Check every line of the entries that follow, and copy the ones containing "number".

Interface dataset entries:
━━━

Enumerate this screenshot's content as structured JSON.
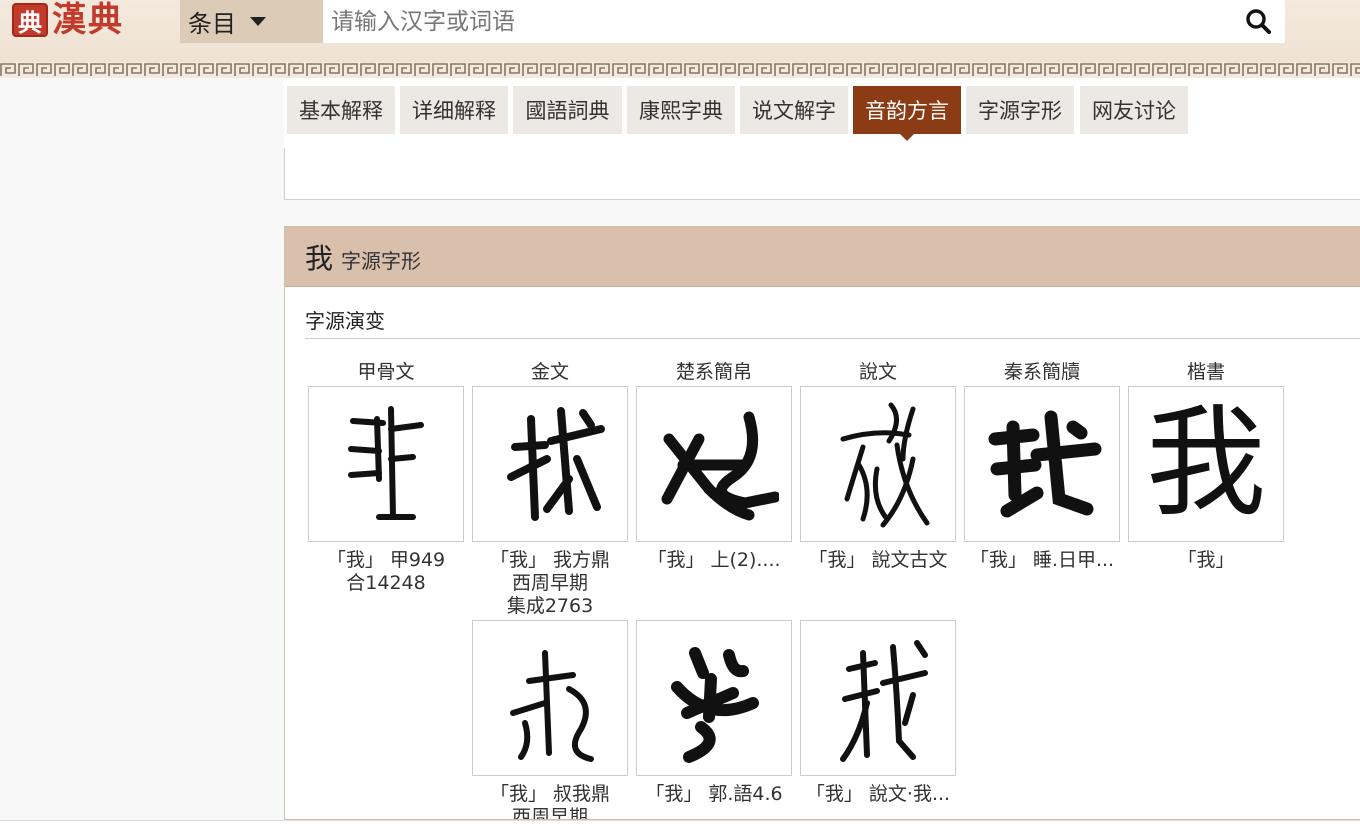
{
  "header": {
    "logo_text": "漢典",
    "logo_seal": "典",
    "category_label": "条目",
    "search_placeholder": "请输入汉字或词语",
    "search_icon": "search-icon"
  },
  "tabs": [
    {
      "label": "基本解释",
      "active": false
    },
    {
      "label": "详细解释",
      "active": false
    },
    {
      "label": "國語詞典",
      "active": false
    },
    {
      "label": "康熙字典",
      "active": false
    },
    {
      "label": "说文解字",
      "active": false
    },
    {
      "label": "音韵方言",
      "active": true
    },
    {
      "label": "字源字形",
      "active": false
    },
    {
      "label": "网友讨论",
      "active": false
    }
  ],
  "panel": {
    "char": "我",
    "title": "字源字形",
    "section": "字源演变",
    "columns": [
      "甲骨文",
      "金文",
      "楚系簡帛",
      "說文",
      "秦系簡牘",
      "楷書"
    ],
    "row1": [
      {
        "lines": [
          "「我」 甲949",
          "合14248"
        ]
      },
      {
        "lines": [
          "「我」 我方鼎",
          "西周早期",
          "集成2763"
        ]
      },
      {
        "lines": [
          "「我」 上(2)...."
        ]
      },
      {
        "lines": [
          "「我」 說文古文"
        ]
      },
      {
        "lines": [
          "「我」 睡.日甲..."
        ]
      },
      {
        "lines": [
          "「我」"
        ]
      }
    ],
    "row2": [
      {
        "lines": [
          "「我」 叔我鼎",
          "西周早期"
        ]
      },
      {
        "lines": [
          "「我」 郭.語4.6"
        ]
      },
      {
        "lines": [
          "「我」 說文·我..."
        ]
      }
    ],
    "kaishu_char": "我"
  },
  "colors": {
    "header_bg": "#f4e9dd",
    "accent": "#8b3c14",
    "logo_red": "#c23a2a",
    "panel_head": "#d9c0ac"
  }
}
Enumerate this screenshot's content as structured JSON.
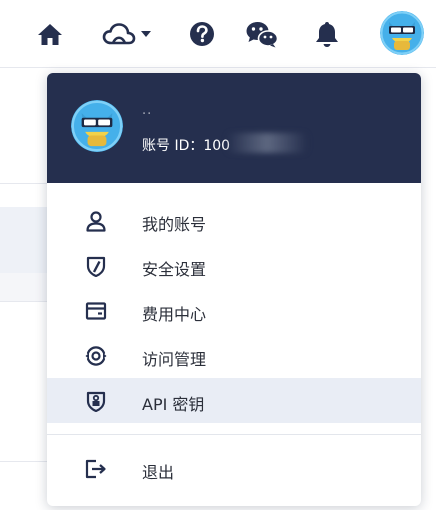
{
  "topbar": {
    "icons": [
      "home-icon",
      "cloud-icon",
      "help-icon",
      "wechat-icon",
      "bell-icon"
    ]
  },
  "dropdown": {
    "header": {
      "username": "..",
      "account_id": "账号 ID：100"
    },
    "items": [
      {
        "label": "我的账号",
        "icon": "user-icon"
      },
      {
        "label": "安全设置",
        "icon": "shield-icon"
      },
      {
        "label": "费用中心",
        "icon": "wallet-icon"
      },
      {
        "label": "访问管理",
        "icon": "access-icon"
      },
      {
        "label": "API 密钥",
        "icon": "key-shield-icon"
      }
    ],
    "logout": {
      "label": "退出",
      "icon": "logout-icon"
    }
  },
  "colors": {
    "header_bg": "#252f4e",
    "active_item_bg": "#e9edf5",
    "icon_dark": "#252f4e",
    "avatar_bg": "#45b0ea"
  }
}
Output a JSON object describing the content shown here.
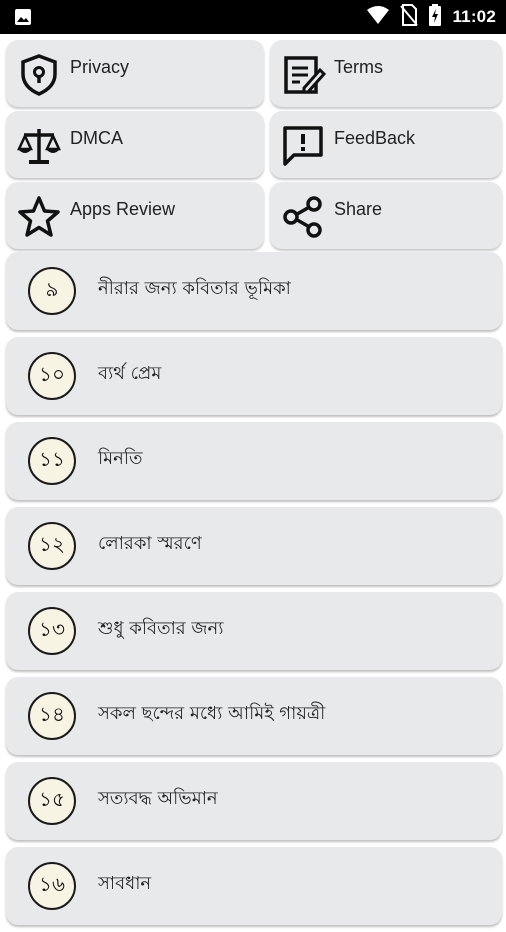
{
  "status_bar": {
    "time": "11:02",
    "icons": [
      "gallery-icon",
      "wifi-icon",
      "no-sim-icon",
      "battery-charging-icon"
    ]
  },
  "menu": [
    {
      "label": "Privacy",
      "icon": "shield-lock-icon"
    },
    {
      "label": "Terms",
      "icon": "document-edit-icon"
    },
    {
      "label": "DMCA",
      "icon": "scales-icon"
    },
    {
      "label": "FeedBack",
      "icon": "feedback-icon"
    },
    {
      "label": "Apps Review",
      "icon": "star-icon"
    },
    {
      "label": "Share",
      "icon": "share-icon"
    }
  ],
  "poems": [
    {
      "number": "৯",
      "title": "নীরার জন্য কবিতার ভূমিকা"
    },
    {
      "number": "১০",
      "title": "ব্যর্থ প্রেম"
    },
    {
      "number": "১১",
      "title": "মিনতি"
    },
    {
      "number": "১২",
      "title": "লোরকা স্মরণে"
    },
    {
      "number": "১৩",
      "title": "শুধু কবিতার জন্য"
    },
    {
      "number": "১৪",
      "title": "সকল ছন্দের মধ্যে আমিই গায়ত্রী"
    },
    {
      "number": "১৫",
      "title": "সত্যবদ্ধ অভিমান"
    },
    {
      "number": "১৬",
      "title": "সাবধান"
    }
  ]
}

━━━

- SOLUTION FOR THIS PROBLEM
      "number": "৯",
      "number": "১০",
      "number": "১১",
      "number": "১২",
      "number": "১৩",
      "number": "১৪",
      "number": "১৫",
      "number": "১৬",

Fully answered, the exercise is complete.